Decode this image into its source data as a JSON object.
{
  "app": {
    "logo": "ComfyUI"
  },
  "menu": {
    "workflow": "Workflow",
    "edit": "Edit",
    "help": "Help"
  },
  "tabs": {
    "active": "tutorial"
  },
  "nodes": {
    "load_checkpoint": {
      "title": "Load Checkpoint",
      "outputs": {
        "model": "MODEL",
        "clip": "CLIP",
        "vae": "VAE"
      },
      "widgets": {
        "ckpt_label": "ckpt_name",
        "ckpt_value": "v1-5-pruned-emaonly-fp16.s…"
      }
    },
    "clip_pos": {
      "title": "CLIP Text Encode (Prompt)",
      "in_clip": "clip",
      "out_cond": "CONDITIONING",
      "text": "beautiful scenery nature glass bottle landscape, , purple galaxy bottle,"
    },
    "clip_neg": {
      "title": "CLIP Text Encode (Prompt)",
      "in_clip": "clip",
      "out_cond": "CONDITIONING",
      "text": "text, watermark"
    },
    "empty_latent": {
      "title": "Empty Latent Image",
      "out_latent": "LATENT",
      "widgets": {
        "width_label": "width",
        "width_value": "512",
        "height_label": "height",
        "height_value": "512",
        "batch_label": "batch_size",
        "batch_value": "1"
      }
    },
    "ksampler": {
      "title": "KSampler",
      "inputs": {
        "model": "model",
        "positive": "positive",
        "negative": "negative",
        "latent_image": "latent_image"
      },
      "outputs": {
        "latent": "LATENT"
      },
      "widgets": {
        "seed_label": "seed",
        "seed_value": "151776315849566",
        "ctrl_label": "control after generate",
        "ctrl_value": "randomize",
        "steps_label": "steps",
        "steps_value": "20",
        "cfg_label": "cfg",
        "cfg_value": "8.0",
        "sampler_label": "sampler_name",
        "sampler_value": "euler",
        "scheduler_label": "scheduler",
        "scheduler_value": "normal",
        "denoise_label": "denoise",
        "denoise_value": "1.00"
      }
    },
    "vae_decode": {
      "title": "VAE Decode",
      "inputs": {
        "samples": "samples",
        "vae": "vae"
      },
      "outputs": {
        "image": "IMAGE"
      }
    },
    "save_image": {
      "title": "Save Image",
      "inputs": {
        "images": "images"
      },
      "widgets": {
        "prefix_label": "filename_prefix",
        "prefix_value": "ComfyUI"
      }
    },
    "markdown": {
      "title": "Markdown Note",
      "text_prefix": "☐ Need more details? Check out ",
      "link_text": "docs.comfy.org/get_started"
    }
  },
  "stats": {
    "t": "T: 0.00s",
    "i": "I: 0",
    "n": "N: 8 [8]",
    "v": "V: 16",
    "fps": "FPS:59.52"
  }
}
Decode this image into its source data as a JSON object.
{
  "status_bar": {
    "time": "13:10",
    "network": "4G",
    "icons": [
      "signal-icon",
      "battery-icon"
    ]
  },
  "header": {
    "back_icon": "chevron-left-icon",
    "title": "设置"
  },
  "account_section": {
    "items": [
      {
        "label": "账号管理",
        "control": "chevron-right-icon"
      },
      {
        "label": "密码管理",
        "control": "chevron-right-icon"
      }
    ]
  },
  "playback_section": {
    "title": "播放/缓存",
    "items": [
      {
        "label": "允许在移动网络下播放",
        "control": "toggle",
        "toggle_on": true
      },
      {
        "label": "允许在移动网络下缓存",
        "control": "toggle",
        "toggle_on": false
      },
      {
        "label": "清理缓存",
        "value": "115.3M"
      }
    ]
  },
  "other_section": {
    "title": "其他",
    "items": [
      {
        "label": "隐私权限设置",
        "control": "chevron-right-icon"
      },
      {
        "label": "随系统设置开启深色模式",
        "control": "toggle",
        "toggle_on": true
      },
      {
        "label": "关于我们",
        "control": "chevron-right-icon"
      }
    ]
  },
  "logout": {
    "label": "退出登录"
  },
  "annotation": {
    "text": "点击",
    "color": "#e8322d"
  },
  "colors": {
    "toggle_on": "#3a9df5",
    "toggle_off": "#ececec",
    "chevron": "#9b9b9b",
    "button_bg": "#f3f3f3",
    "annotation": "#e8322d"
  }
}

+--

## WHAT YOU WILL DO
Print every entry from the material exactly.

## OUTPUT OF THE EXERCISE
Decode this image into its source data as a JSON object.
{
  "app": {
    "logo": "ComfyUI"
  },
  "menu": {
    "workflow": "Workflow",
    "edit": "Edit",
    "help": "Help"
  },
  "tabs": {
    "active": "tutorial"
  },
  "nodes": {
    "load_checkpoint": {
      "title": "Load Checkpoint",
      "outputs": {
        "model": "MODEL",
        "clip": "CLIP",
        "vae": "VAE"
      },
      "widgets": {
        "ckpt_label": "ckpt_name",
        "ckpt_value": "v1-5-pruned-emaonly-fp16.s…"
      }
    },
    "clip_pos": {
      "title": "CLIP Text Encode (Prompt)",
      "in_clip": "clip",
      "out_cond": "CONDITIONING",
      "text": "beautiful scenery nature glass bottle landscape, , purple galaxy bottle,"
    },
    "clip_neg": {
      "title": "CLIP Text Encode (Prompt)",
      "in_clip": "clip",
      "out_cond": "CONDITIONING",
      "text": "text, watermark"
    },
    "empty_latent": {
      "title": "Empty Latent Image",
      "out_latent": "LATENT",
      "widgets": {
        "width_label": "width",
        "width_value": "512",
        "height_label": "height",
        "height_value": "512",
        "batch_label": "batch_size",
        "batch_value": "1"
      }
    },
    "ksampler": {
      "title": "KSampler",
      "inputs": {
        "model": "model",
        "positive": "positive",
        "negative": "negative",
        "latent_image": "latent_image"
      },
      "outputs": {
        "latent": "LATENT"
      },
      "widgets": {
        "seed_label": "seed",
        "seed_value": "151776315849566",
        "ctrl_label": "control after generate",
        "ctrl_value": "randomize",
        "steps_label": "steps",
        "steps_value": "20",
        "cfg_label": "cfg",
        "cfg_value": "8.0",
        "sampler_label": "sampler_name",
        "sampler_value": "euler",
        "scheduler_label": "scheduler",
        "scheduler_value": "normal",
        "denoise_label": "denoise",
        "denoise_value": "1.00"
      }
    },
    "vae_decode": {
      "title": "VAE Decode",
      "inputs": {
        "samples": "samples",
        "vae": "vae"
      },
      "outputs": {
        "image": "IMAGE"
      }
    },
    "save_image": {
      "title": "Save Image",
      "inputs": {
        "images": "images"
      },
      "widgets": {
        "prefix_label": "filename_prefix",
        "prefix_value": "ComfyUI"
      }
    },
    "markdown": {
      "title": "Markdown Note",
      "text_prefix": "☐ Need more details? Check out ",
      "link_text": "docs.comfy.org/get_started"
    }
  },
  "stats": {
    "t": "T: 0.00s",
    "i": "I: 0",
    "n": "N: 8 [8]",
    "v": "V: 16",
    "fps": "FPS:59.52"
  }
}
Decode this image into its source data as a JSON object.
{
  "status_bar": {
    "time": "13:10",
    "network": "4G",
    "icons": [
      "signal-icon",
      "battery-icon"
    ]
  },
  "header": {
    "back_icon": "chevron-left-icon",
    "title": "设置"
  },
  "account_section": {
    "items": [
      {
        "label": "账号管理",
        "control": "chevron-right-icon"
      },
      {
        "label": "密码管理",
        "control": "chevron-right-icon"
      }
    ]
  },
  "playback_section": {
    "title": "播放/缓存",
    "items": [
      {
        "label": "允许在移动网络下播放",
        "control": "toggle",
        "toggle_on": true
      },
      {
        "label": "允许在移动网络下缓存",
        "control": "toggle",
        "toggle_on": false
      },
      {
        "label": "清理缓存",
        "value": "115.3M"
      }
    ]
  },
  "other_section": {
    "title": "其他",
    "items": [
      {
        "label": "隐私权限设置",
        "control": "chevron-right-icon"
      },
      {
        "label": "随系统设置开启深色模式",
        "control": "toggle",
        "toggle_on": true
      },
      {
        "label": "关于我们",
        "control": "chevron-right-icon"
      }
    ]
  },
  "logout": {
    "label": "退出登录"
  },
  "annotation": {
    "text": "点击",
    "color": "#e8322d"
  },
  "colors": {
    "toggle_on": "#3a9df5",
    "toggle_off": "#ececec",
    "chevron": "#9b9b9b",
    "button_bg": "#f3f3f3",
    "annotation": "#e8322d"
  }
}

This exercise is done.